Kristine enrolled at Harold Washington in the summer of 2015 to study physics after deciding to make a career change. She already had a bachelor’s degree in the liberal arts and had spent some time moving between jobs after dropping out of a master’s program in social psychology. For a while, she was out of work. What started as a quest for an employable STEM degree led to the rediscovery of a lifelong fascination with the study of the universe. She realized that what she wanted was to be an astrophysicist.
In the summer of 2016, she completed a Research Experiences for Undergraduates (R.E.U.) internship in neutrino astrophysics at the University of Wisconsin-River Falls. Along with two other undergraduates, she spent 10 weeks analyzing data from the South Pole’s IceCube neutrino detector, the largest neutrino detector in the world. At the end of the summer, she and her colleagues were nominated to present their findings last October at the National Science Foundation headquarters as part of the Council on Undergraduate Research’s annual R.E.U. Symposium.
In the summer of 2017, she is participating in the Society of Physics Students (SPS) internship at NASA, and will be working at the NASA Goddard Space Flight Center just outside of Washington, DC on a project titled “Coronal Heating and the Origin of the Solar Wind.” She will be investigating why the Sun’s outermost layer, called the corona, gets as hot as a million degrees. Her research will address the cause of the solar winds, investigating which regions of the corona are accelerated to become solar winds and how this happens.

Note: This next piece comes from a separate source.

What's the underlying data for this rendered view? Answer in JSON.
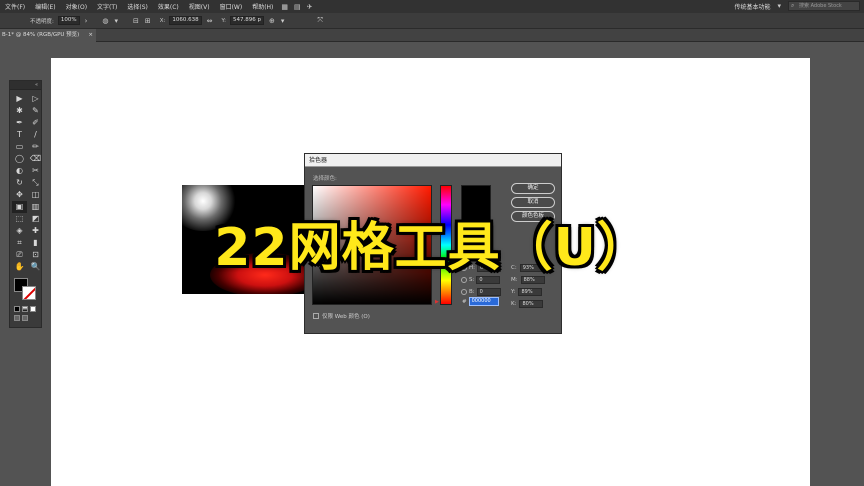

While at CCC, Kristine was also the vice president of the Harold Washington College STEM Club, a member of High Altitude Ballooning Club (HAB) Club, a member of PTK and a recipient of the NSF STEM Scholarship. Kristine will continue her studies at the University of Southern California to major in Physics.